Understanding Biofeedback

You may not be as familiar with it as you may be with psychotherapy, but biofeedback is intervention used to treat a wide range of physical and psychological disorders. In this evidence-based practice, patients learn ways in which they can adjust their thinking patterns and relax their bodies. Computer technology is used to provide real-time feedback on how their bodies are responding to what the patients are doing in session. Biofeedback data such as heart rate, respiratory rate, and galvanic skin response are displayed to patients so that they can work on consciously controlling these functions. This process also makes the patient more aware of the link between mind and body, promoting a new understanding of how we can promote and regulate our health.

The Applications of Biofeedback

Sometimes, biofeedback is used to address physical issues, including problems as diverse as incontinence and physical rehabilitation after injury. In therapeutic terms, it is often used to teach stress management and relaxation.These techniques along with neurofeedback, which involves changing brainwave patterns can help address the symptoms of:
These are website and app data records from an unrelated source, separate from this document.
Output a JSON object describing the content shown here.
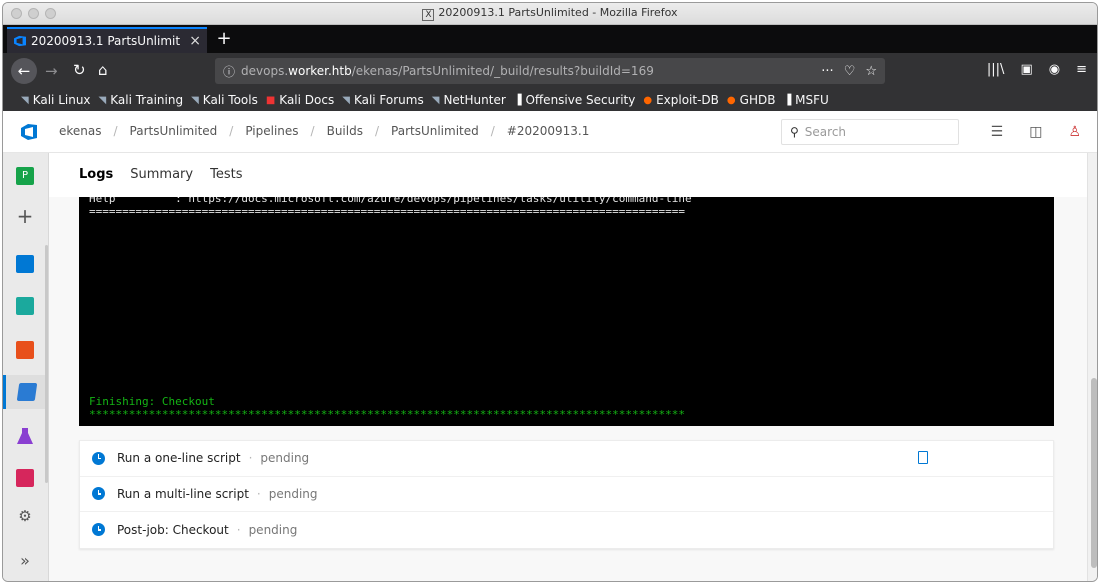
{
  "window": {
    "title": "20200913.1 PartsUnlimited - Mozilla Firefox"
  },
  "tab": {
    "label": "20200913.1 PartsUnlimit",
    "close": "×",
    "new_tab": "+"
  },
  "nav": {
    "url_prefix": "devops.",
    "url_domain": "worker.htb",
    "url_path": "/ekenas/PartsUnlimited/_build/results?buildId=169",
    "url_actions": [
      "···",
      "♡",
      "☆"
    ]
  },
  "bookmarks": [
    {
      "label": "Kali Linux",
      "icon": "dragon-icon",
      "color": "#9ab"
    },
    {
      "label": "Kali Training",
      "icon": "dragon-icon",
      "color": "#9ab"
    },
    {
      "label": "Kali Tools",
      "icon": "dragon-icon",
      "color": "#9ab"
    },
    {
      "label": "Kali Docs",
      "icon": "docs-icon",
      "color": "#e33"
    },
    {
      "label": "Kali Forums",
      "icon": "dragon-icon",
      "color": "#9ab"
    },
    {
      "label": "NetHunter",
      "icon": "dragon-icon",
      "color": "#9ab"
    },
    {
      "label": "Offensive Security",
      "icon": "offsec-icon",
      "color": "#fff"
    },
    {
      "label": "Exploit-DB",
      "icon": "bug-icon",
      "color": "#f60"
    },
    {
      "label": "GHDB",
      "icon": "bug-icon",
      "color": "#f60"
    },
    {
      "label": "MSFU",
      "icon": "offsec-icon",
      "color": "#fff"
    }
  ],
  "breadcrumbs": [
    "ekenas",
    "PartsUnlimited",
    "Pipelines",
    "Builds",
    "PartsUnlimited",
    "#20200913.1"
  ],
  "search": {
    "placeholder": "Search"
  },
  "rail": {
    "project_initial": "P",
    "project_color": "#16a34a"
  },
  "page_tabs": [
    "Logs",
    "Summary",
    "Tests"
  ],
  "console": {
    "lines": [
      {
        "text": "Help         : https://docs.microsoft.com/azure/devops/pipelines/tasks/utility/command-line",
        "green": false
      },
      {
        "text": "==========================================================================================",
        "green": false
      },
      {
        "text": "Finishing: Checkout",
        "green": true
      },
      {
        "text": "******************************************************************************************",
        "green": true
      }
    ]
  },
  "steps": [
    {
      "name": "Run a one-line script",
      "status": "pending"
    },
    {
      "name": "Run a multi-line script",
      "status": "pending"
    },
    {
      "name": "Post-job: Checkout",
      "status": "pending"
    }
  ],
  "colors": {
    "accent": "#0078d4",
    "console_bg": "#000000",
    "console_green": "#14b314"
  }
}
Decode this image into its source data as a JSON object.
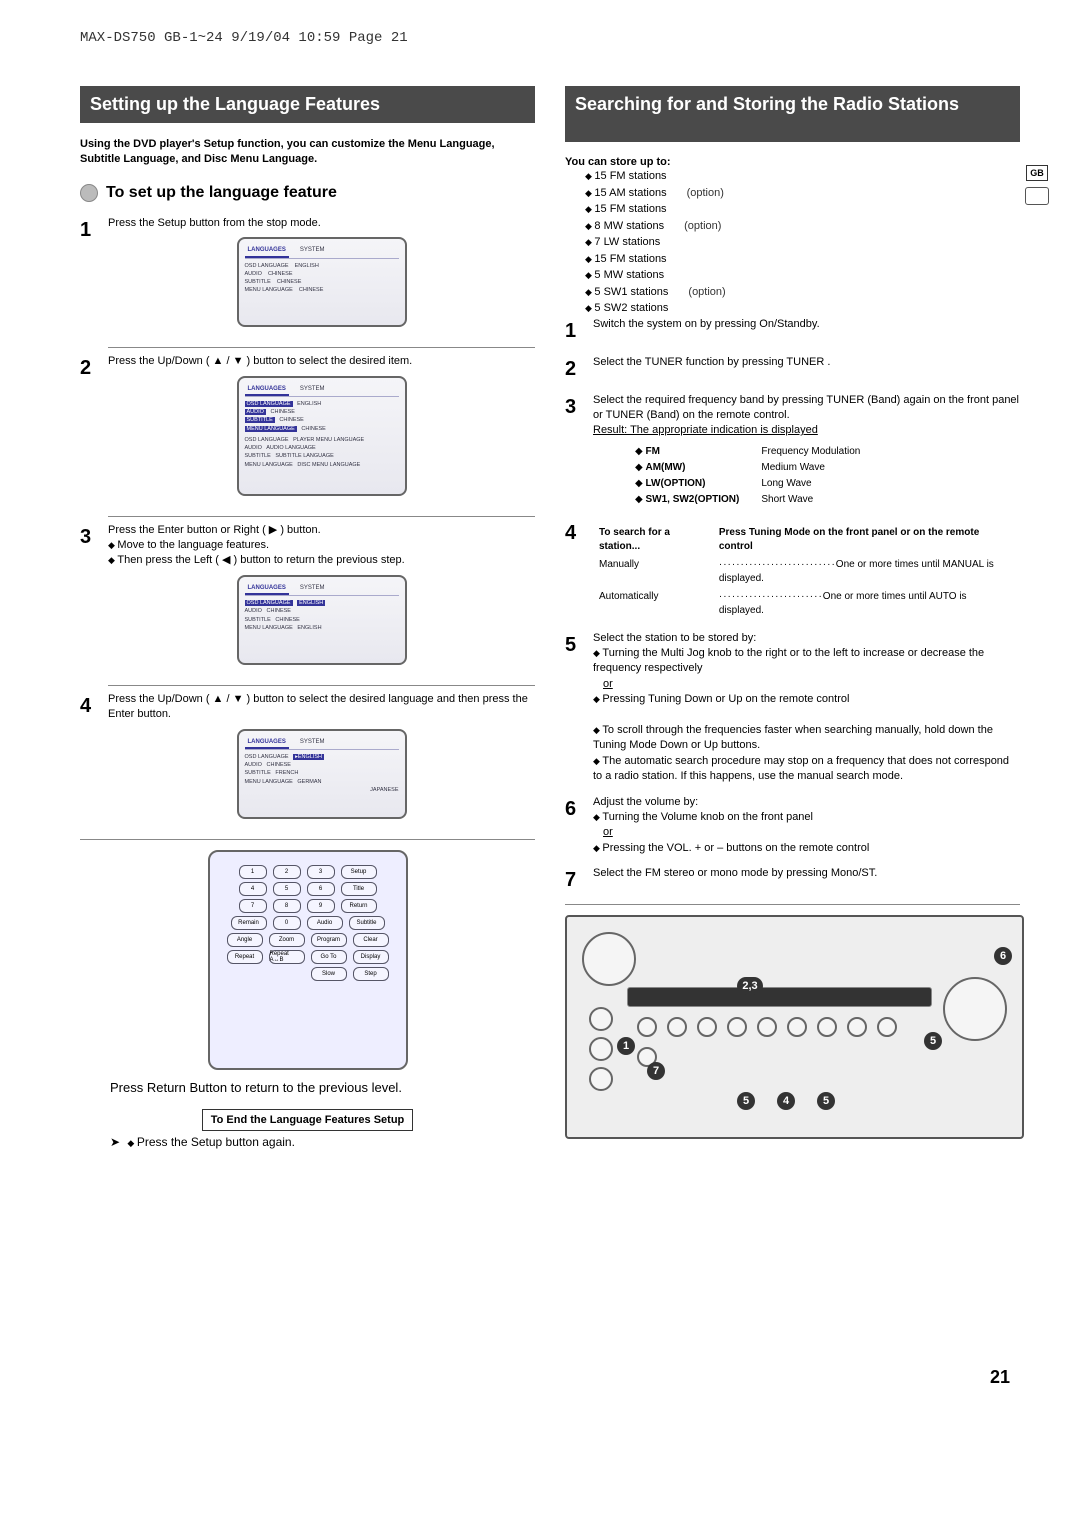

  • ADHD
  • Anxiety
  • Headaches in children and adults
  • Chronic Pain
  • High Blood Pressure
  • Incontinence
  • Raynaud’s Disease
  • Insomnia
  • Irritable Bowel Syndrome (IBS)
  • Temporomandibular (TMJ) Disorder